Horizon ‘not fantastic’ when it launched, admits Liberty’s Dorr

UPC NetherlandsLiberty Global’s next generation TV platform platform Horizon “wasn’t a fantastic product when we launched it,” admitted Liberty Global executive Peter Dorr at the CTAM EuroSummit in Copenhagen yesterday.

Speaking on a panel named ‘re-imagining the marketing playbook’, Dorr, who is Liberty’s managing director of strategic marketing, sales and care, was asked to candidly discuss something that the company had not done well at in the past.

“We have a great tendency of doing great and bad things at the same time – we collectively call it Horizon,” he answered.

Dorr described Horizon as a “fantastic product” but said it “wasn’t a fantastic product when we launched it,” adding that a hastily deployed taskforce which focused on the product helped to quickly bring it up to speed.

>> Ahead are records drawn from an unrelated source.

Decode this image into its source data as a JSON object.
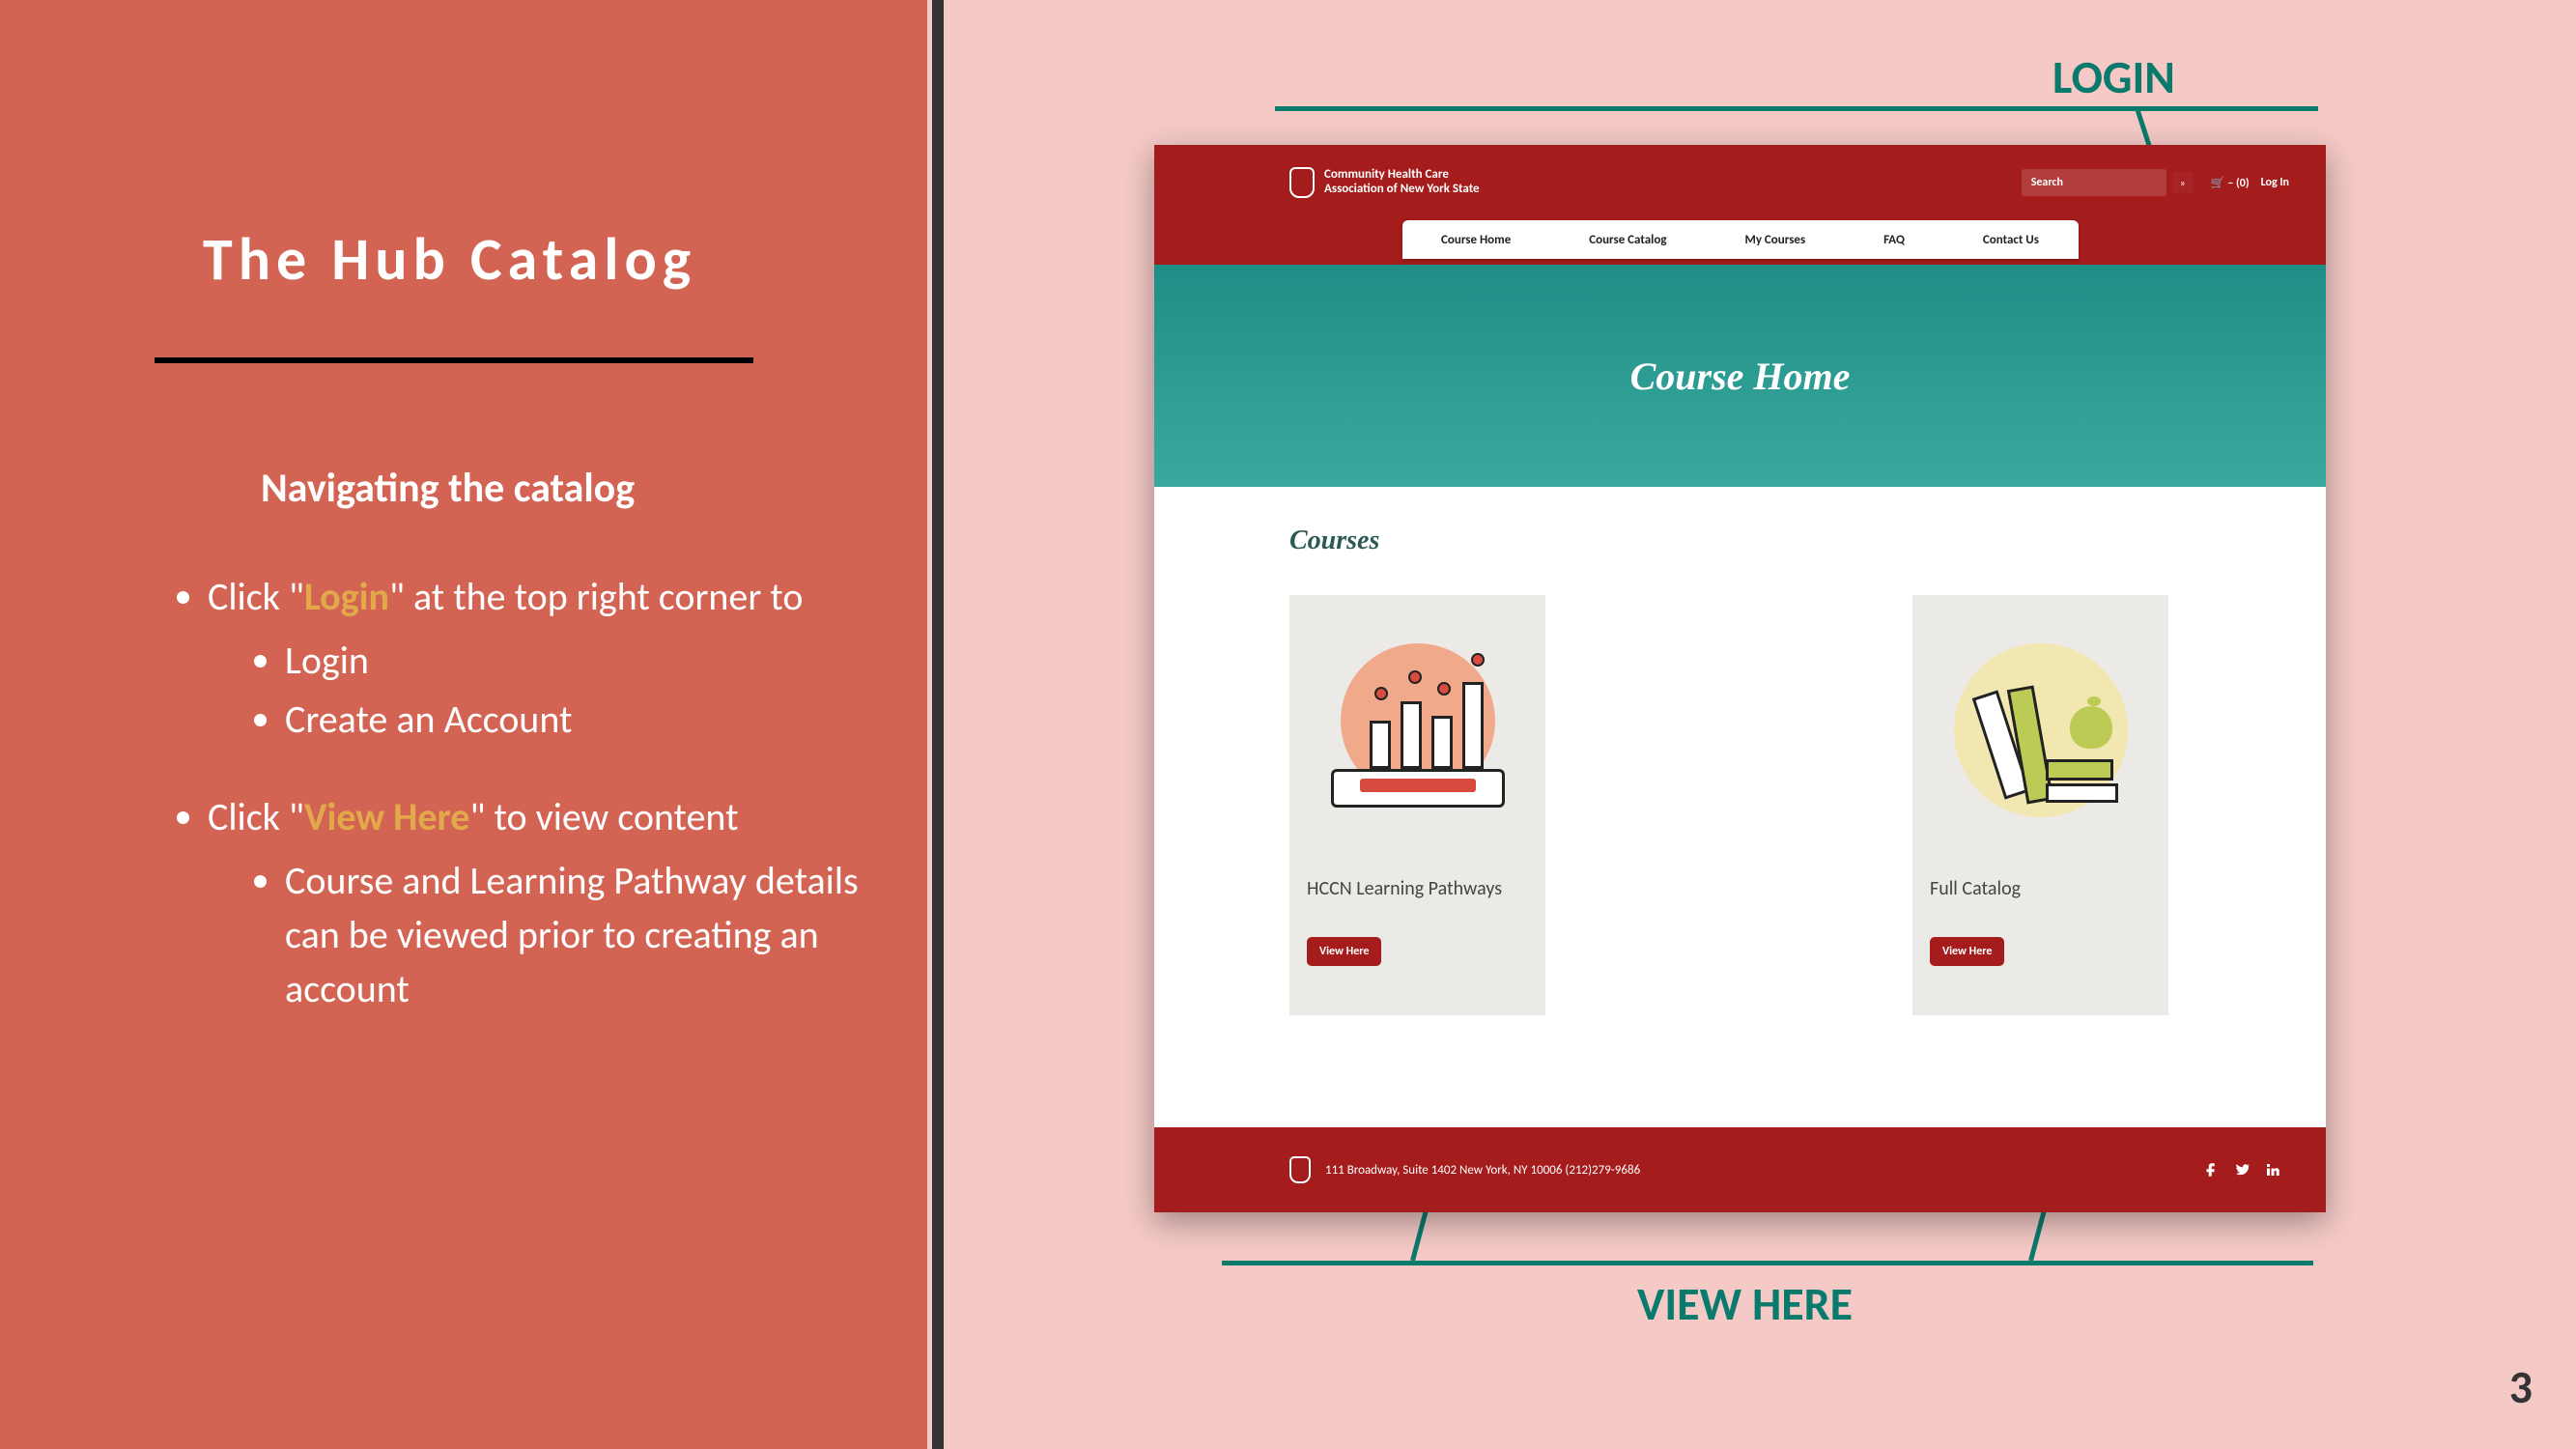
{
  "colors": {
    "accent": "#e2a94a",
    "teal": "#0a7a6d",
    "left_bg": "#d36454",
    "right_bg": "#f4c9c6",
    "brand_red": "#a51c1c"
  },
  "slide": {
    "title": "The Hub Catalog",
    "subtitle": "Navigating the catalog",
    "page_number": "3",
    "bullets": [
      {
        "pre": "Click \"",
        "accent": "Login",
        "post": "\" at the top right corner to",
        "subs": [
          "Login",
          "Create an Account"
        ]
      },
      {
        "pre": "Click \"",
        "accent": "View Here",
        "post": "\" to view content",
        "subs": [
          "Course and Learning Pathway details can be viewed prior to creating an account"
        ]
      }
    ]
  },
  "callouts": {
    "login": "LOGIN",
    "view_here": "VIEW HERE"
  },
  "shot": {
    "brand_line1": "Community Health Care",
    "brand_line2": "Association of New York State",
    "search_placeholder": "Search",
    "cart_text": "🛒 – (0)",
    "login_text": "Log In",
    "nav": [
      "Course Home",
      "Course Catalog",
      "My Courses",
      "FAQ",
      "Contact Us"
    ],
    "hero": "Course Home",
    "courses_heading": "Courses",
    "cards": [
      {
        "title": "HCCN Learning Pathways",
        "button": "View Here"
      },
      {
        "title": "Full Catalog",
        "button": "View Here"
      }
    ],
    "footer_addr": "111 Broadway, Suite 1402   New York, NY 10006   (212)279-9686",
    "social": [
      "facebook-icon",
      "twitter-icon",
      "linkedin-icon"
    ]
  }
}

“Only today it is one of the most fabulous TV platforms I’m aware of. But in the context of failures, I think it’s fair to say that we were a little bit too early out of the kitchen.”

Asked to take up the topic of successes and failures, A+E Networks UK vice president of marcomms, Anna Priest, named its Lifetime network as a success story.

“We launched Lifetime in the UK in November and we launched it in Africa in July. Both have been incredibly successful and we will continue to do that in multiple territories over the coming years,” said Priest.

“In terms of failures, I think that sometimes we assume that a programme that’s worked really well in the states will translate into our other territories. A big lesson for us has been Duck Dynasty where we just took it lock, stock and barrel and put it over here and said ‘look isn’t this great’. Actually we found that in the UK our audience is actually violently British and didn’t quite attune with the humour and the rednecks that were on that show.”

Also speaking on the panel, Marco de Ruiter, managing director of Fox International Channels, Germany, successfully ducked the success/failure question by saying simply that “there were multiple successes and double the amount of failures.”